Don’t know what a guiro is? This is what Wikipedia says: The güiro (Spanish pronunciation: [ˈɡwiɾo]) is a Latin-Americanpercussion instrument consisting of an open-ended, hollow gourd with parallel notches cut in one side. It is played by rubbing a stick or tines along the notches to produce a ratchet-like sound.
Guiros made for children are usually made of wood and are painted with red and green. Kids sometimes refer to it as the “fish”.
I couldn’t resist making a small collage of my Making Music series. I will make one at the end of this challenge with all 30 paintings, but here is a sneak peak. I made this collage in Ipiccy.
I am NOT a trumpet player. Well, not really. I do know HOW to play the trumpet—all the fingerings and how to get a good sound. I have taught beginning trumpet players. But to be a real trumpet player you need to have “chops”. And to build up the muscles in your lips, you need to play often. So I may never be a trumpet player, even though I own a fairly nice, almost brand new trumpet.
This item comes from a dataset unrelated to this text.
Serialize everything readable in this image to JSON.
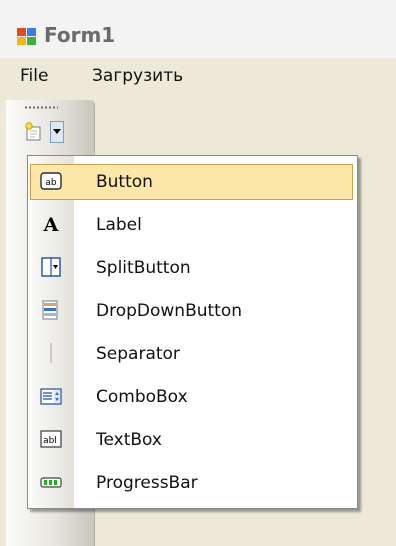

When I was in high school, hanging out in the band room, I asked my friend Mike if he would teach me how to play a scale on his trumpet. I was quite pleased with myself when within a few minutes I was able to play a C scale. My band director, Mr. Harris, came out of his office to listen. When I had finished he remarked:
“I have heard cows that sounded better and they still died”. I don’t think that was a compliment! Mr. Harris would probably turn over in his grave to know I became a band director.